Though our human minds need to form categories to sort out information, when we first make contact with a new group, we tend to notice differences more and quickly associate them with others of that type and form fixed ideas. Generalizing can at times be helpful, but over-generalizing certain characteristics to ALL in a group (as is sometimes done in making ethnic jokes), and failing to notice individual variations within a specific group, can be dangerous. It can lead to a “single story” of people as Chimamanda Adichie mentions in her 2009 TED Talk (see the recommended link below).
Prejudice (attitudinal level) – our preconceived opinions (usually not based on actual experiences or logical reasons) and the related judgments about others.
These distasteful impressions or negative attitudes can be expressed as subtle or overt rejection, or even taunts and other physical actions. All can cause emotional harm or even physical injury (You could explore the early work of Gordon Allport further on this topic)
Though it is true all of us develop certain preferences, and that some of them will be shared and create a sort of ingroup comfort zone, it is conversely true that none of us has infinite capacity to deal with infinite variety. Our different group agendas, intentions, or demarcations do not license us to judge, exclude or harm other groups. When we notice differences among cultures, we need to be careful not to stigmatize those differences.
Discrimination (behavioral level) – our unjust, excluding, biased, or proactively prejudicial treatment of those we relegate to different categories, usually based on perceptions of race, age, sex, or other social or personal lifestyle markers.
For each of these conditions, no matter at what level (and they do often overlap), the maxim “Not Wrong- Just Different” can help us try to understand the cultural logics that may be behind the noticeable differences of certain cultural groups.
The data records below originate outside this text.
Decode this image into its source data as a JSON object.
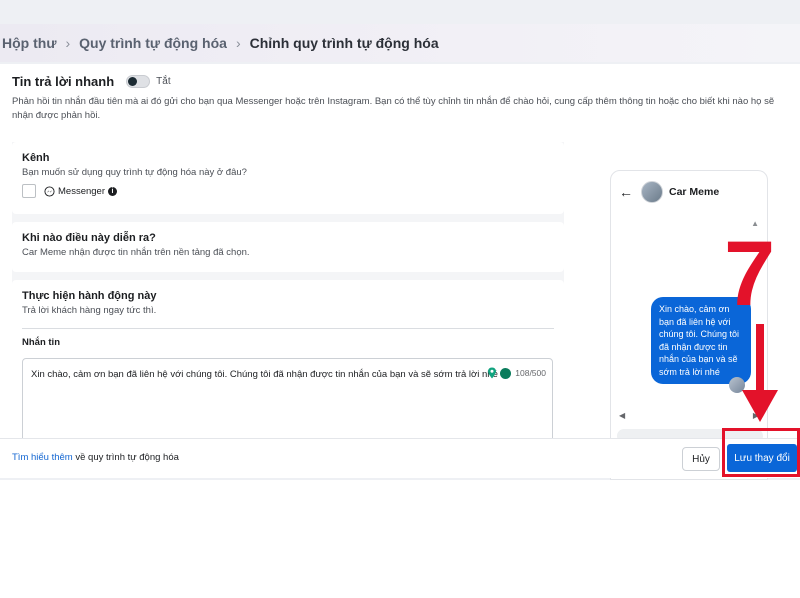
{
  "breadcrumb": {
    "items": [
      "Hộp thư",
      "Quy trình tự động hóa"
    ],
    "current": "Chỉnh quy trình tự động hóa"
  },
  "header": {
    "title": "Tin trả lời nhanh",
    "toggle_state": "Tắt",
    "toggle_on": false,
    "description": "Phản hồi tin nhắn đầu tiên mà ai đó gửi cho bạn qua Messenger hoặc trên Instagram. Bạn có thể tùy chỉnh tin nhắn để chào hỏi, cung cấp thêm thông tin hoặc cho biết khi nào họ sẽ nhận được phản hồi."
  },
  "channel_card": {
    "title": "Kênh",
    "subtitle": "Bạn muốn sử dụng quy trình tự động hóa này ở đâu?",
    "option_label": "Messenger",
    "option_icon": "messenger-icon"
  },
  "trigger_card": {
    "title": "Khi nào điều này diễn ra?",
    "subtitle": "Car Meme nhận được tin nhắn trên nền tảng đã chọn."
  },
  "action_card": {
    "title": "Thực hiện hành động này",
    "subtitle": "Trả lời khách hàng ngay tức thì.",
    "message_label": "Nhắn tin",
    "message_text": "Xin chào, cảm ơn bạn đã liên hệ với chúng tôi. Chúng tôi đã nhận được tin nhắn của bạn và sẽ sớm trả lời nhé",
    "char_count": "108/500"
  },
  "preview": {
    "page_name": "Car Meme",
    "bubble_text": "Xin chào, cảm ơn bạn đã liên hệ với chúng tôi. Chúng tôi đã nhận được tin nhắn của bạn và sẽ sớm trả lời nhé"
  },
  "footer": {
    "learn_more_link": "Tìm hiểu thêm",
    "learn_more_rest": " về quy trình tự động hóa",
    "cancel_label": "Hủy",
    "save_label": "Lưu thay đổi"
  },
  "annotation": {
    "step_number": "7",
    "color": "#e3122a"
  },
  "colors": {
    "accent": "#0a66d8",
    "link": "#1467d2",
    "annotation_red": "#e3122a"
  }
}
To clarify, we need not become absolutely relativistic and accept every behavior under the sun (some cultural patterns might be harmful to some of their members), but we should at least try to understand the origins and intentions of those actions. (You might find the recommended article by Kelli McLoud-Schingen, 2015, helpful for a better understanding of “Prejudice, Bias, Discrimination,” downloadable below).
As we noted in the video, categorization is important, but we should seek to do so in a way that takes into account the dynamics and varieties of cultures. Seek to re-evaluate the nature of any of your generalized or fixed ideas about other groups.
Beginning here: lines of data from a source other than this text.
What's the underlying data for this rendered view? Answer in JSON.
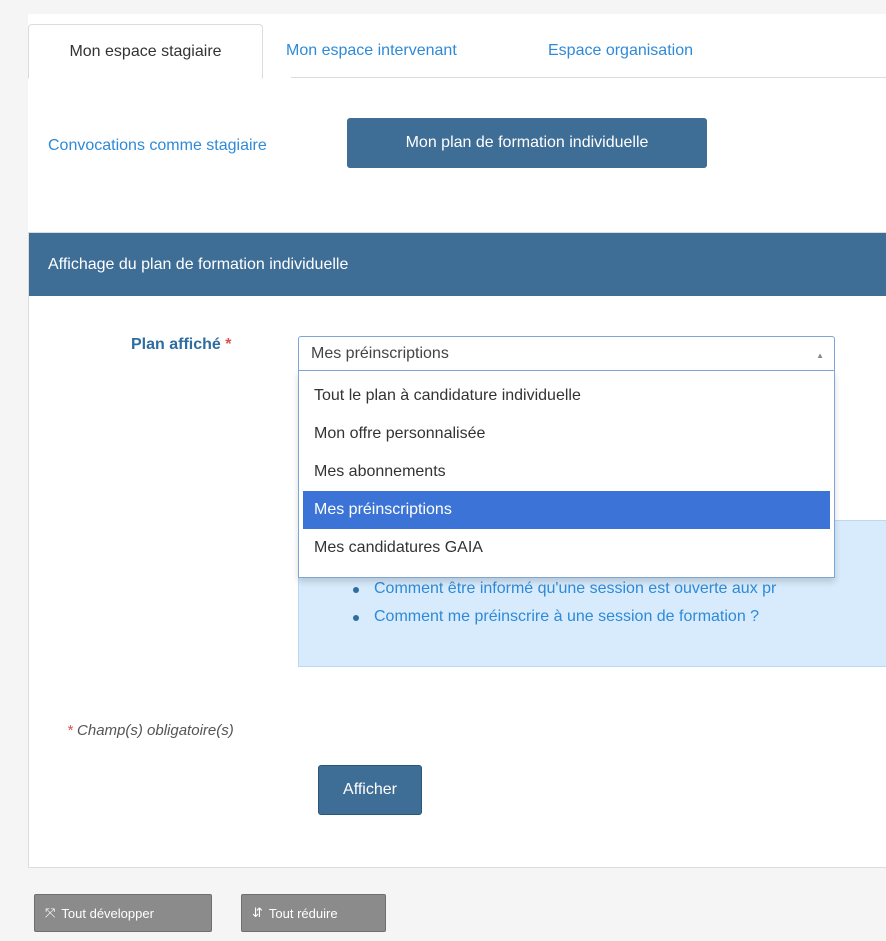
{
  "tabs": {
    "active": "Mon espace stagiaire",
    "others": [
      "Mon espace intervenant",
      "Espace organisation"
    ]
  },
  "pills": {
    "link": "Convocations comme stagiaire",
    "active": "Mon plan de formation individuelle"
  },
  "panel": {
    "title": "Affichage du plan de formation individuelle",
    "field_label": "Plan affiché",
    "required_star": "*",
    "select_value": "Mes préinscriptions",
    "options": [
      "Tout le plan à candidature individuelle",
      "Mon offre personnalisée",
      "Mes abonnements",
      "Mes préinscriptions",
      "Mes candidatures GAIA"
    ],
    "help_links": [
      "Comment être informé qu'une session est ouverte aux pr",
      "Comment me préinscrire à une session de formation ?"
    ],
    "required_note": "* Champ(s) obligatoire(s)",
    "submit_label": "Afficher"
  },
  "footer_buttons": {
    "expand": "Tout développer",
    "collapse": "Tout réduire"
  },
  "colors": {
    "primary": "#3e6d96",
    "link": "#2e8ad8",
    "highlight": "#3b74d6",
    "help_bg": "#d7ebfc"
  }
}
We further discuss the importance of these terms:
Ingroups provide what Maslow noted as a basic human need for security and belonging. Relating to our cultural ingroups is usually easier, more comfortable, and gives us senses of regular and predictable patterns, reducing uncertainty.
Outgroups, however normally perceived or formed, can exclude, make us feel more different than we actually are (or exaggerate those differences), create misunderstandings and sometimes even hostilities.
Allport’s “Contact Hypothesis” suggests that differing groups can reduce the typical stereotype—prejudice—discrimination cycle with the right kind of social contact. That hypothesis has since been tested in many situations, and though it at times fails, many scholars have clarified conditions that seem to positively promote intergroup contact towards better understanding.
Please read the article provided in the next learning step to help you go beyond these distinctions between “we and they”, “in-group and out-group”.
We recommend that you also watch “The danger of a single story” 2009 TED Talk by the writer Chimamanda Adichie and reflect on when and how you have let your perception of others, especially of their most noticeable features, reduce them to a single story.
© Steve Kulich and Ruobing Chi. Shanghai International Studies University